Fears for the future of a footpath built after a teenager was run over walking to school in Uttoxeter have been allayed after plans to develop an adjoining site were dropped.
The off-road route between Hockley Road and Oldfields Hall Middle School was built when a pupil was knocked down and injured on Stone Road in 2007.
Without the path, scores of youngsters would be forced to use the narrow pavement on traffic-congested Stone Road to get to school.
A notice was recently put up on Mount Pleasant, through which the walkway runs, asserting Staffordshire County Council's ownership of the land.
The council announced plans to sell the land to make way for elderly care homes in 2014, sparking fears the path could be built over.
But county officials have now revealed there are no longer any plans in place to develop the site.
According to Councillor Mark Deaville, it is more likely to be used for "recreation and leisure" in the future.
He said: "We regularly review our property portfolio and land assets to ensure we have best value for the taxpayer.
"In this case the land is designated as a local green space in the Uttoxeter Neighbourhood Plan, which offers some protection against development considered to be inappropriate, although proposals for recreation and leisure use may be supported.
"We have realised recently that people may have thought that the land was general open space, and not owned by any person or organisation, but that’s not the case - it’s owned by the county council.
"Nothing has changed. People can still walk on the permissive footpath across the land, but we have to ensure that people are aware that they are using the land with the council’s permission. This notice is a standard way of letting people know the land is actually owned."
Back in 2014, Staffordshire County Council announced it wanted to sell Mount Pleasant, a greenfield site worth millions of pounds.
The council applied to get the site included in the Local Plan for residential housing.
After more than 10,000 people signed a petition calling for Mount Pleasant and surrounding land to remain undeveloped, East Staffordshire Borough Council rejected the application.
The county council then invited developers to come forward to build a care home on the land instead.
As the authority in charge of elderly care, the county council would not have needed the borough planning committee's approval to push the move through.
Town councillor Martin Blencowe was integral in the introduction of the footpath.
He said: "I had been led to believe the footpath would be recorded officially as such and would thus remain in perpetuity.
"We of course now know the county council deny that is the case and it was only ever an informal permission that could be rescinded at any time.
"This seems rather odd given the expense of the gates installed at either end and of course the path that was put in.
"We have to question what is behind the county council's notice - are they now preparing some form of development plan?

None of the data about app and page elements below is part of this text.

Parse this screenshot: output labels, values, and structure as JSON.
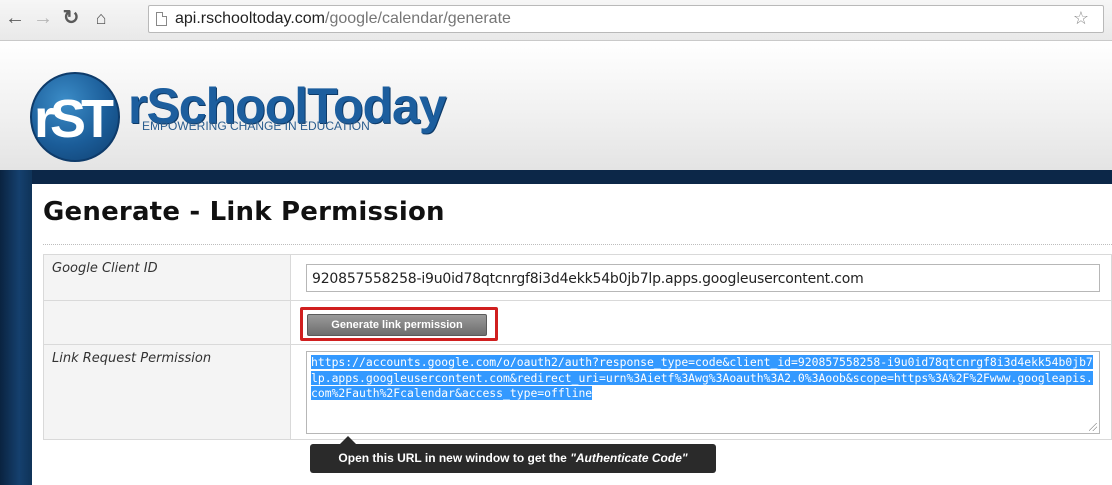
{
  "browser": {
    "url_host": "api.rschooltoday.com",
    "url_path": "/google/calendar/generate",
    "back_icon": "arrow-left-icon",
    "forward_icon": "arrow-right-icon",
    "reload_icon": "reload-icon",
    "home_icon": "home-icon",
    "star_icon": "star-icon"
  },
  "logo": {
    "mark": "rST",
    "name": "rSchoolToday",
    "tagline": "EMPOWERING CHANGE IN EDUCATION"
  },
  "page": {
    "title": "Generate - Link Permission"
  },
  "form": {
    "client_id_label": "Google Client ID",
    "client_id_value": "920857558258-i9u0id78qtcnrgf8i3d4ekk54b0jb7lp.apps.googleusercontent.com",
    "generate_button": "Generate link permission",
    "link_label": "Link Request Permission",
    "link_value": "https://accounts.google.com/o/oauth2/auth?response_type=code&client_id=920857558258-i9u0id78qtcnrgf8i3d4ekk54b0jb7lp.apps.googleusercontent.com&redirect_uri=urn%3Aietf%3Awg%3Aoauth%3A2.0%3Aoob&scope=https%3A%2F%2Fwww.googleapis.com%2Fauth%2Fcalendar&access_type=offline"
  },
  "tooltip": {
    "prefix": "Open this URL in new window to get the ",
    "emphasis": "\"Authenticate Code\""
  },
  "colors": {
    "brand_blue": "#1c5e9e",
    "highlight_red": "#d01f1f",
    "selection_blue": "#3399ff",
    "header_dark": "#0c2748"
  }
}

"The land is in public ownership and it is not unreasonable to expect that the public should be consulted over its future use.

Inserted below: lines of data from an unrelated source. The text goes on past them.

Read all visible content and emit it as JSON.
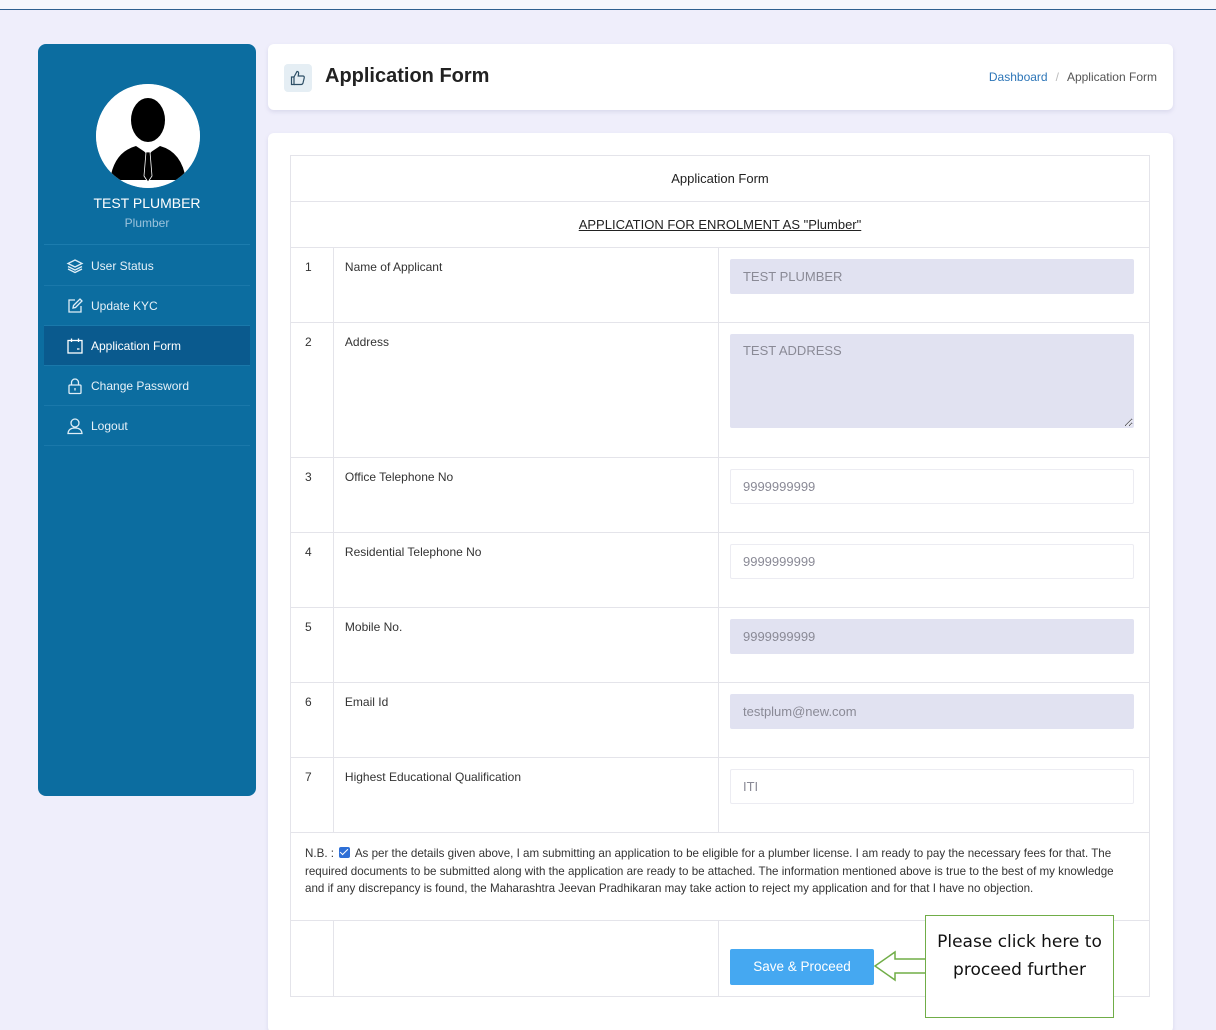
{
  "profile": {
    "name": "TEST PLUMBER",
    "role": "Plumber"
  },
  "sidebar": {
    "items": [
      {
        "label": "User Status",
        "icon": "layers-icon",
        "active": false
      },
      {
        "label": "Update KYC",
        "icon": "edit-icon",
        "active": false
      },
      {
        "label": "Application Form",
        "icon": "calendar-icon",
        "active": true
      },
      {
        "label": "Change Password",
        "icon": "lock-icon",
        "active": false
      },
      {
        "label": "Logout",
        "icon": "user-icon",
        "active": false
      }
    ]
  },
  "header": {
    "title": "Application Form",
    "breadcrumb": {
      "home": "Dashboard",
      "separator": "/",
      "current": "Application Form"
    }
  },
  "form": {
    "heading": "Application Form",
    "subheading": "APPLICATION FOR ENROLMENT AS \"Plumber\"",
    "rows": [
      {
        "num": "1",
        "label": "Name of Applicant",
        "value": "TEST PLUMBER",
        "readonly": true
      },
      {
        "num": "2",
        "label": "Address",
        "value": "TEST ADDRESS",
        "readonly": true
      },
      {
        "num": "3",
        "label": "Office Telephone No",
        "value": "9999999999",
        "readonly": false
      },
      {
        "num": "4",
        "label": "Residential Telephone No",
        "value": "9999999999",
        "readonly": false
      },
      {
        "num": "5",
        "label": "Mobile No.",
        "value": "9999999999",
        "readonly": true
      },
      {
        "num": "6",
        "label": "Email Id",
        "value": "testplum@new.com",
        "readonly": true
      },
      {
        "num": "7",
        "label": "Highest Educational Qualification",
        "value": "ITI",
        "readonly": false
      }
    ],
    "note_prefix": "N.B. :",
    "declaration_checked": true,
    "note_text": "As per the details given above, I am submitting an application to be eligible for a plumber license. I am ready to pay the necessary fees for that. The required documents to be submitted along with the application are ready to be attached. The information mentioned above is true to the best of my knowledge and if any discrepancy is found, the Maharashtra Jeevan Pradhikaran may take action to reject my application and for that I have no objection.",
    "save_label": "Save & Proceed"
  },
  "callout": {
    "text": "Please click here to proceed further"
  },
  "colors": {
    "sidebar": "#0c6da0",
    "sidebar_active": "#0a5a8e",
    "page_bg": "#efeefb",
    "button": "#45a8f1",
    "readonly_field": "#e1e2f1",
    "callout_border": "#70ad47"
  }
}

"Whatever the council perceive for the land's future, it is surely not unreasonable to hope that the 2m strip housing the footpath could be retained as a permanent walkway for school children.

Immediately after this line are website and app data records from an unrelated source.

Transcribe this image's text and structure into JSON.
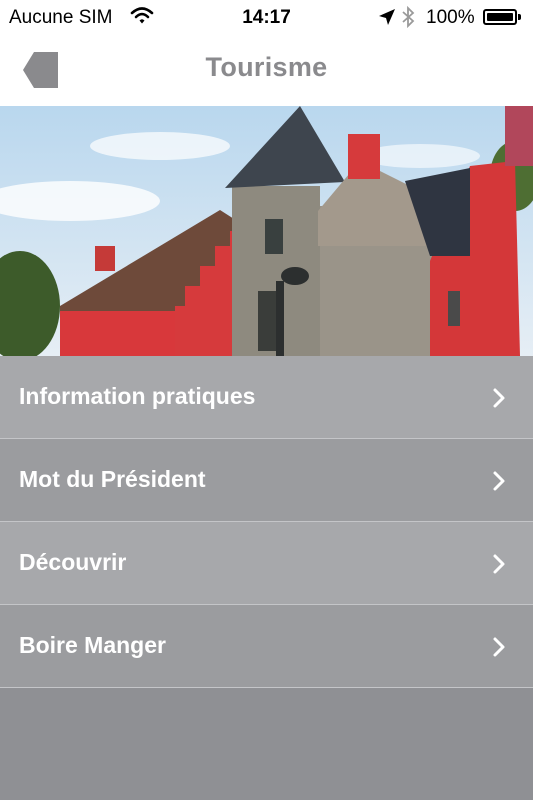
{
  "status_bar": {
    "carrier": "Aucune SIM",
    "time": "14:17",
    "battery_percent": "100%",
    "icons": [
      "wifi-icon",
      "location-arrow-icon",
      "bluetooth-icon",
      "battery-icon"
    ]
  },
  "nav": {
    "title": "Tourisme",
    "back_icon": "back-arrow-icon"
  },
  "hero": {
    "description_icon": "building-photo"
  },
  "menu": {
    "items": [
      {
        "label": "Information pratiques"
      },
      {
        "label": "Mot du Président"
      },
      {
        "label": "Découvrir"
      },
      {
        "label": "Boire Manger"
      }
    ],
    "chevron_icon": "chevron-right-icon"
  },
  "colors": {
    "menu_light": "#a7a8ab",
    "menu_dark": "#9b9c9f",
    "background": "#8f9094",
    "title_gray": "#8a8a8d"
  }
}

"This would ensure a better walking route than the dangerous path down Stone Road and a well-used amenity for walkers."
Oldfields head teacher Carl Gliddon said: "Travelling to and from school at a busy time of day is something we look to address in two ways.
"Firstly, we give youngsters the skills to manage their journeys, whether using smaller or busier roads.
"The second thing we do is value any paths that allow them to travel to and from school without coming into contact with traffic.
"About 50 youngsters use that path every day and it is highly valued by everyone at the school.
"We certainly would not want to see it disappear as it’s a very safe way of travelling across that part of town without having to walk down Stone Road.
"It’s a very busy road and is in close proximity to several schools, with lots of children walking up and down it every day.
"The path is, in my view, a safer alternative and whatever happens to Mount Pleasant in the future, I would hope it remains in place."